“She was such a genuine person and a great kid,” said Adrian Dater, the Colorado Avalanche beat reporter for the Denver Post who was friendly with Redfield. “She was a kid from Texas who just arrived on the scene in Denver who loved the game of hockey. She was super ambitious and she had a crazy drive to make her way into the hockey media world.
“She took everyone by storm and got to know everyone in the hockey community and was well on her way to do something good here. There was almost nothing she wouldn't do to make it.”
Which is exactly the kind of person the Flyers are looking for to fill the Internship.
“She was a great networker,” Phillips said. “One of the things I loved about her is that she wasn’t about ‘who can help me,’ but ‘what can I learn from them?’ She was awesome. I’m glad this intern will have such a wonderful experience.”
Redfield’s love of hockey came from out of the blue.
She spent most of her formative years as a dancer – concentrating in ballet and jazz dancing – and her mother thought she was going to end up working in the theatre in some capacity.
“We were not a sports family in any capacity,” Phillips said. “To prove that point, after this tragedy happened we got so many phone calls. One afternoon my phone rang and it was [Denver Broncos quarterback] Peyton Manning. After he hung up I turned to my husband and said, ‘Do you know who that was? It was Peyton Manning.’ My husband said, “Who’s Peyton Manning?”
But Jessica had a boyfriend who was into sports and took her to a hockey game.
“Just like that, she was hooked,” Phillips said. “It was like that one game hit a main nerve in her. She wanted to know anything and everything there was to know about the sport and it became her passion.”
Always an excellent writer, once she became fluent in the sport of hockey, her natural wit and sarcasm blended well and her unique style of sports writing took a life of it’s own.
“Everyone thinks their children are special," Phillips said. “I certainly thought mine was too, but to hear stories coming out of the woodwork from so many people who felt the same way as I did… to have that validated… how honored am I? I’m still mourning the loss of my daughter but through this tragedy I’ve been given a huge gift. And the gift keeps on giving thanks to the Flyers.

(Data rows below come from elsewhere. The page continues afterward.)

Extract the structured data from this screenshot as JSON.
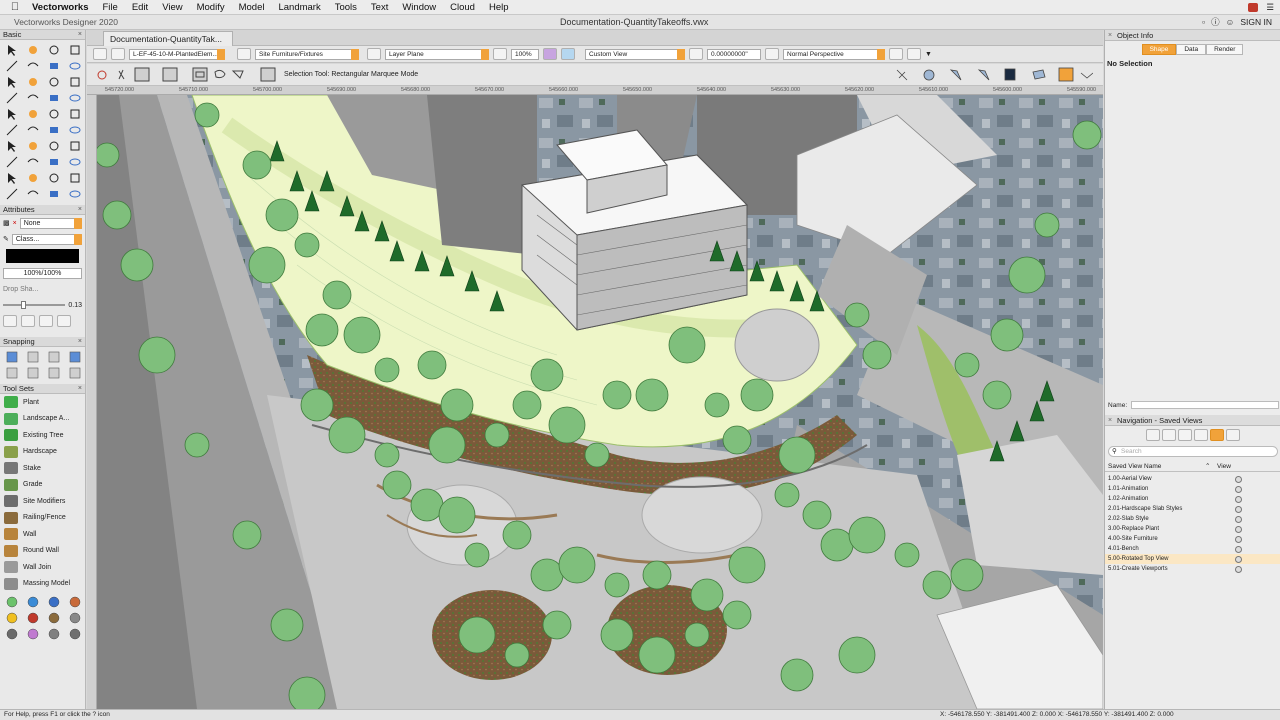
{
  "menubar": {
    "app": "Vectorworks",
    "items": [
      "File",
      "Edit",
      "View",
      "Modify",
      "Model",
      "Landmark",
      "Tools",
      "Text",
      "Window",
      "Cloud",
      "Help"
    ],
    "sign_in": "SIGN IN"
  },
  "titlebar": {
    "app_title": "Vectorworks Designer 2020",
    "document": "Documentation-QuantityTakeoffs.vwx"
  },
  "tab": {
    "label": "Documentation-QuantityTak..."
  },
  "viewbar": {
    "saved_view": "L-EF-45-10-M-PlantedElem...",
    "class": "Site Furniture/Fixtures",
    "layer_plane": "Layer Plane",
    "zoom": "100%",
    "view": "Custom View",
    "elevation": "0.00000000\"",
    "render_mode": "Normal Perspective"
  },
  "modebar": {
    "hint": "Selection Tool: Rectangular Marquee Mode"
  },
  "ruler": {
    "labels": [
      "545720.000",
      "545710.000",
      "545700.000",
      "545690.000",
      "545680.000",
      "545670.000",
      "545660.000",
      "545650.000",
      "545640.000",
      "545630.000",
      "545620.000",
      "545610.000",
      "545600.000",
      "545590.000"
    ]
  },
  "left_palette": {
    "basic_title": "Basic",
    "attributes_title": "Attributes",
    "fill_value": "None",
    "pen_value": "Class...",
    "opacity": "100%/100%",
    "drop_shadow": "Drop Sha...",
    "line_weight": "0.13",
    "snapping_title": "Snapping",
    "toolsets_title": "Tool Sets",
    "toolsets": [
      {
        "label": "Plant",
        "color": "#3fae4a"
      },
      {
        "label": "Landscape A...",
        "color": "#4cae5a"
      },
      {
        "label": "Existing Tree",
        "color": "#3a9f40"
      },
      {
        "label": "Hardscape",
        "color": "#8aa04a"
      },
      {
        "label": "Stake",
        "color": "#777777"
      },
      {
        "label": "Grade",
        "color": "#67964a"
      },
      {
        "label": "Site Modifiers",
        "color": "#6d6d6d"
      },
      {
        "label": "Railing/Fence",
        "color": "#8b6b3c"
      },
      {
        "label": "Wall",
        "color": "#b8843c"
      },
      {
        "label": "Round Wall",
        "color": "#b8843c"
      },
      {
        "label": "Wall Join",
        "color": "#9a9a9a"
      },
      {
        "label": "Massing Model",
        "color": "#8d8d8d"
      }
    ]
  },
  "object_info": {
    "title": "Object Info",
    "tabs": [
      "Shape",
      "Data",
      "Render"
    ],
    "selection": "No Selection",
    "name_label": "Name:"
  },
  "navigation": {
    "title": "Navigation - Saved Views",
    "search_placeholder": "Search",
    "col_name": "Saved View Name",
    "col_view": "View",
    "views": [
      "1.00-Aerial View",
      "1.01-Animation",
      "1.02-Animation",
      "2.01-Hardscape Slab Styles",
      "2.02-Slab Style",
      "3.00-Replace Plant",
      "4.00-Site Furniture",
      "4.01-Bench",
      "5.00-Rotated Top View",
      "5.01-Create Viewports"
    ],
    "selected_index": 8
  },
  "status": {
    "help": "For Help, press F1 or click the ? icon",
    "coords": "X: -546178.550   Y: -381491.400   Z: 0.000          X: -546178.550   Y: -381491.400   Z: 0.000"
  },
  "colors": {
    "accent": "#f1a23a",
    "lawn": "#eef6c8",
    "tree": "#7fbf7c",
    "conifer": "#1f6b2a",
    "paving": "#c7c7c7",
    "building": "#f2f2f2"
  }
}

I would be honored to meet the person who receives this internship somehow, so I can let them know personally just how much this means to me and to Jessica’s legacy.”